Science Fiction’s Second Coming: Apropos of the recent end of Battlestar Galactica, (agnostic SciFi?), Benjamin Plotinsky at the City Journal wrote a piece on the the overlap between recent Science Fiction and Christian allegory.
In Front of the Crowd: Lorenz at antropologi.info reported on the The Radical Anthropology Group, who is organizing the protests against the G20 summit meeting in London. Lorenz goes through the news articles and the University of East London’s statements on the summit that two of their faculty, Camilla Power and Chris Knight, are organizing against.
Surf is Down: The Chronicle of Higher Ed ran a piece on laptops in the classroom and the distractions they cause. Some professors interviews believe that the chronic laptop users have poorer grade performance. The article suggests many solutions from outright banning of laptops to documenting correlations between laptop use and grades and convincing students that laptop use (and checking email) in the classroom will cause them to do worse. Of course, that may also lead students to believe that as long as they get good grades, they should be able to do whatever they want in the classroom? (Thanks to Sociological Images for commenting on this story first. Here is there reaction.)
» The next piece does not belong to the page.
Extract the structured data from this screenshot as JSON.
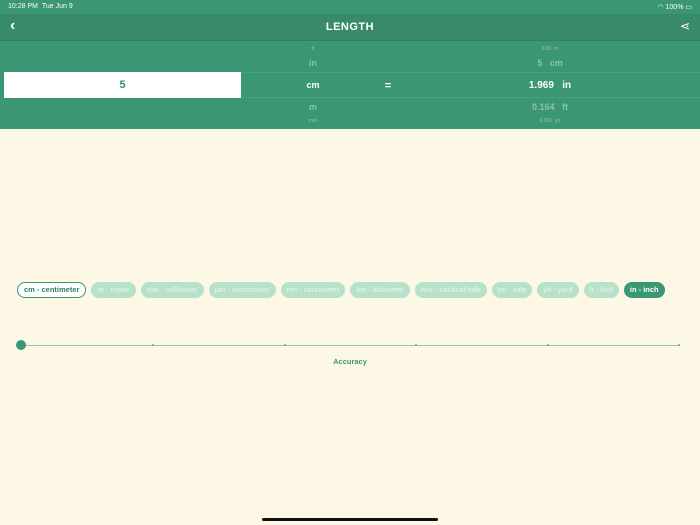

(More) Barthes on Barthes: Benjamin Ivry writes at the Chronicle writes on two unearthed personal diaries of Roland Barthes and mixed attitudes about publishing them.
The Theory that Moveth My Soul: This was a curious letter to the editor of the smart set.
I am a Ph.D. student in a political science program, and I’ve been getting more and more annoyed. Most of the major voices in the field want to pin human behavior down to a series of standardized, quantifiable measures. Not only is this approach terribly boring to read, but it totally ignores the complexity of the individual or society. Is there any way I can use poetry in my work in order to fight these trends
Kristen Hogatt from the Smart Set responds by offering some poetry by Tasmila Nasrin, Andrew Kaufman, and Kay Ryan. Sounds like, if you can’t beat em…
Lolinguisits: Eric Bacovic at Language Log takes on all the haters of LoLCats (did I spell that right? Wait, does it matter?) Oddly enough, the person he takes issue with is an American TIME magazine reporter who finds American English-language version annoying and stupid, but the American imitation of the Russian lolcats to be hilarious? Looks like a little mistranslation can be a good thing.
Who Stole m’ Syllabus? Arggh: So what breaking news in anthropology has everybody talking, from the Chicago Tribune to the Wall Street Journal? (He says in his best page six voice. Does page six have a voice?) It’s Shannon Lee Dawdy’s class on pirates at the University of Chicago. The course, which covers intellectual piracy as well as those traditional seafarers has been picked up several papers. Get your joke in now, because the last laugh is saved for Dawdy, who is quoted as saying: “It is almost too fun for the University of Chicago, so I will make sure they read a bit of theory every week.”